Figure 10 as a function of emitter current and load resistance. 34
of stage gain may be obtained using a two milliampere The two internal resistors of 640 ohms
emitter bias current source.
each fix the maximum possible value of R at 640 or 1280 ohms, L depending upon the choice of collector connections.
The gain is easily controlled by varying the emitter current. low values of i ' e gain results. The input impedance is given by R.
the RL / rbe raUo is less than unity and a negative stage
where!3 is the current gain or hfe of the equivalent transistors. plotted for various f3 in Figure
Experimental RX bridge measure
ments on several
integrated circuits were made over the range of

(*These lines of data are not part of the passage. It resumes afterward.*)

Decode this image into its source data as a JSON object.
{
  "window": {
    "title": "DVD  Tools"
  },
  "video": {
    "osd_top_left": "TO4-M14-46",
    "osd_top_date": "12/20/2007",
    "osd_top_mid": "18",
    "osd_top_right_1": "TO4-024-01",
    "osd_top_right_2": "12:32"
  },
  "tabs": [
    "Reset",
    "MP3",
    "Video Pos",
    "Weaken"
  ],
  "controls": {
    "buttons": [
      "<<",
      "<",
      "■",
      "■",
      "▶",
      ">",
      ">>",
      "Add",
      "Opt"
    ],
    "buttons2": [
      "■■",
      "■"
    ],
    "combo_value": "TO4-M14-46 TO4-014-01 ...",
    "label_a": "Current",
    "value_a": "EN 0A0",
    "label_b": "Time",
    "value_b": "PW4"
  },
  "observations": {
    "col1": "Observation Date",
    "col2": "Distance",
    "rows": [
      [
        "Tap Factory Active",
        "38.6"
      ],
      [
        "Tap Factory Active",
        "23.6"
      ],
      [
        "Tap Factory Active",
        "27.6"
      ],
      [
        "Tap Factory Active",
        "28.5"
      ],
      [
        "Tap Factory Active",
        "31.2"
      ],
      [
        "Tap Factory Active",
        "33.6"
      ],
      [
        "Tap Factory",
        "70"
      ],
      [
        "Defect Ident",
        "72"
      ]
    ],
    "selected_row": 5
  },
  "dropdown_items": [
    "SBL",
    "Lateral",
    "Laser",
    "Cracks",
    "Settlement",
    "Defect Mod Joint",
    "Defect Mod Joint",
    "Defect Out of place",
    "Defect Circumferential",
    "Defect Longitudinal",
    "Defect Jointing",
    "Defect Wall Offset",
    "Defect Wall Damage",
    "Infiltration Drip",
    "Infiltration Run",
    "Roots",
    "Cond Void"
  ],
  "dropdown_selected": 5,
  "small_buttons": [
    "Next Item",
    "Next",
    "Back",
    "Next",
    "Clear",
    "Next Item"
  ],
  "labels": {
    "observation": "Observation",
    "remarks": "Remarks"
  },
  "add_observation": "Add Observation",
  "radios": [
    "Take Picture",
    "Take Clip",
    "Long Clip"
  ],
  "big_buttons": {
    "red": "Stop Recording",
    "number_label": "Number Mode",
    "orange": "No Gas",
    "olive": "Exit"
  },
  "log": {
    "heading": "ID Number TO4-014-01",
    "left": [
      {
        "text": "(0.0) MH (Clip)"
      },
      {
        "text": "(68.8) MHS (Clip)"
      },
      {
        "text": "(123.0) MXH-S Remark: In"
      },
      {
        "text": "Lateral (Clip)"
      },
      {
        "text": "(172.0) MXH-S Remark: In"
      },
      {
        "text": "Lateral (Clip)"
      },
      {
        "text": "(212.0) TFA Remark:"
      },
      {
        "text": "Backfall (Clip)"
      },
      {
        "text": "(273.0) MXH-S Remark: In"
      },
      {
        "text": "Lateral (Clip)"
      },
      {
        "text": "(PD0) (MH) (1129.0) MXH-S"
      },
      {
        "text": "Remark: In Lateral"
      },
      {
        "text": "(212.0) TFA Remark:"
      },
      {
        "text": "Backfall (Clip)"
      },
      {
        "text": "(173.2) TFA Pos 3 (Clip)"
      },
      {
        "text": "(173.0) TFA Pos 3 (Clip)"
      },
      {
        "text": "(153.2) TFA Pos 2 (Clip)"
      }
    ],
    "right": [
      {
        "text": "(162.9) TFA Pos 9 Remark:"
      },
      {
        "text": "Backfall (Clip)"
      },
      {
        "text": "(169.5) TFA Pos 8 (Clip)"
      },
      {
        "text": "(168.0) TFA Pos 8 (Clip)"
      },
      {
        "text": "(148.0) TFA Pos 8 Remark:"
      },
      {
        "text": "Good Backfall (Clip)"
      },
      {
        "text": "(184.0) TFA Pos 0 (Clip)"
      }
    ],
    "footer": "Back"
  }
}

500 kHz to 10 MHz.
The resultant room temperature values of
in the range of 50 to 80,
producing input impedances above 2000 ohms for Since the input impedance is a function
all but the highest values of ie-
of the emitter current, the interstage design must provide a relatively low source impedance and consequent power mismatch, lest the
changing input impedance affect the bandwidth and stability of the system. The differential amplifier configuration is also an effective limiter and operation in the limiting mode would be highly detrimental to the detection problem. Lim iting takes place when the total bias current it The total possible peak-to-peak output swing is
is routed to one output.
given by itRL and the peak output is given by
1 i R 2 t L
which is plotted in Figure 12 as a function of load resistance and bias current. If a large nonlimited output swing is to be obtained, the
third RF amplifier must be operated at a fixed high gain, for any attempt of gain control on this stage will be met with amplitude limiting problems.
.4 I E,
FIG. 1 1
11\1 n 11\11 X 'V 11\1
. 'V 11\1
'.1.1 . o o
The complete schematic for a nonsynchronous integrated locator is given in Figure 13. The transmitter consists of a balanced CW oscillator,
formed by using the resonant center-tapped transmitting loop as both collector loads for a single J..LL914.
A 455 kHz ceramic resonator
(transfilter) is cross-coupled from one collector to the other base to provide a feedback path. ance of 2000 ohms, The resonator selected has an input imped
an output impedance of 300 ohms, and a power Although lower in cost, the stability of
insertion loss of 2 decibels.
this circuit is not much worse than that of a crystal oscillator.
A three position OFF-LOW-HIGH switch chooses one of the two emitter
resistors providing transmitting loop voltages of 0.8 and 3 volts peak to-peak. The LOW position is normally employed for outline purposes
after a target has been located. The receiver design philosophy is similar to that of Robertson. J..LL914 forms the first RF amplifier, 12 A
being driven in a balanced manner A single-ended output
by the center-tapped receiving loop assembly. is produced.
Interstage coupling is by means of 1: 1 bifialar wound
torodial transformers whose primaries are resonated at 455 kHz. The interstage Q is set to 8, allOWing fixed tuning. combining a
Indiana General Type Q1 material is used for the cores, low cost with a permeability of 125,
a high Q at the operating frequency,
and a temperature coefficient of 0.1 percent per degree Celsius. Since the internal collector resistors are smaller than the input impedance of the following stage, independent of the per-stage gain. the system bandwidth is largely
"RESISIDR INTERNAL 10 Ie T3:
T1 T2 1llllNS ,36 BInLAR 0l0I( RECEIVER Ql (DRE